What you should do: Across the material that follows, tally each line in which "icon" occurs, and state the total alone.

Supplied information:
▼▼▼

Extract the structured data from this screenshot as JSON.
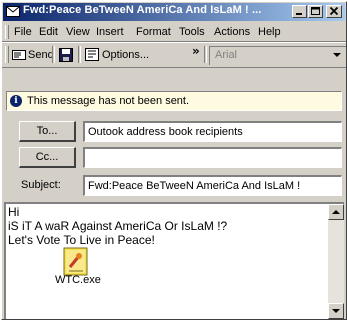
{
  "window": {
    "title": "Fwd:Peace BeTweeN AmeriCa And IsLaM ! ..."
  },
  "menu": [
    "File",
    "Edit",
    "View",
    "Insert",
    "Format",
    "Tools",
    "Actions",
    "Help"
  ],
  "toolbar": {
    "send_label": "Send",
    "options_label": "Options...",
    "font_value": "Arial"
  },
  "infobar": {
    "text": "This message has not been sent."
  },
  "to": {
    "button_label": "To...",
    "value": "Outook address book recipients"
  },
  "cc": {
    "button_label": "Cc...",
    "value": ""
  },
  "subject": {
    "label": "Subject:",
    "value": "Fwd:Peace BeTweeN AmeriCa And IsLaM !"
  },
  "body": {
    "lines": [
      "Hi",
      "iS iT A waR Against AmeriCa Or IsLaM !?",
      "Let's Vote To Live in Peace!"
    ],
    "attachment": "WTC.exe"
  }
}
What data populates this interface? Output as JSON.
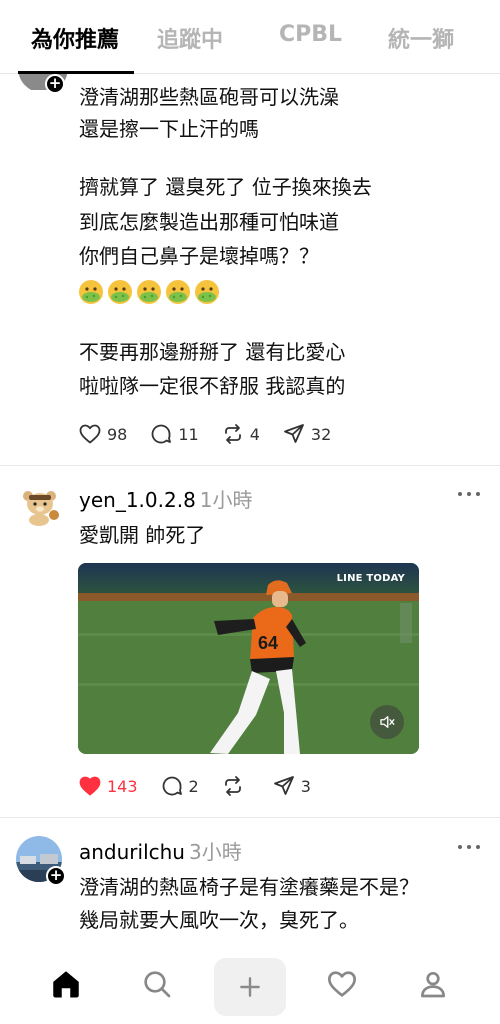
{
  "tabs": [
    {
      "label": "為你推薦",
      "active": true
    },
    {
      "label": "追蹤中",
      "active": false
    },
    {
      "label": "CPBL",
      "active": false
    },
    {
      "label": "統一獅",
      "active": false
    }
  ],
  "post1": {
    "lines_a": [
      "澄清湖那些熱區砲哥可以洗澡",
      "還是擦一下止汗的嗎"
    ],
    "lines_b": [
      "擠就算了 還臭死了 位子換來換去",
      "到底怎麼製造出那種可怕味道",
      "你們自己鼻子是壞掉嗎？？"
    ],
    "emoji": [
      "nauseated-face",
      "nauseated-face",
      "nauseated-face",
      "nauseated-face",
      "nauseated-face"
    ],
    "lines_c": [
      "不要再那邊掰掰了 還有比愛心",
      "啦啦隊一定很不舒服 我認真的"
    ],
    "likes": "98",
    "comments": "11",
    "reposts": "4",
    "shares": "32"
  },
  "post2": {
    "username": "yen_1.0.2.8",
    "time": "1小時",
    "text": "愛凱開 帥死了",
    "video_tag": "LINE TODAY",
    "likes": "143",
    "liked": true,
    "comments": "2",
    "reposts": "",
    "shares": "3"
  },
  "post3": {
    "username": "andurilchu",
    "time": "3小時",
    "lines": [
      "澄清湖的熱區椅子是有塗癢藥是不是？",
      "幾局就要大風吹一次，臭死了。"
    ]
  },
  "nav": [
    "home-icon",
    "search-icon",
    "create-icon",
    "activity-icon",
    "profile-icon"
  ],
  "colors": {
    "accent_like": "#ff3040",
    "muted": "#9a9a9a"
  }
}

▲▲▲

Written reply: 5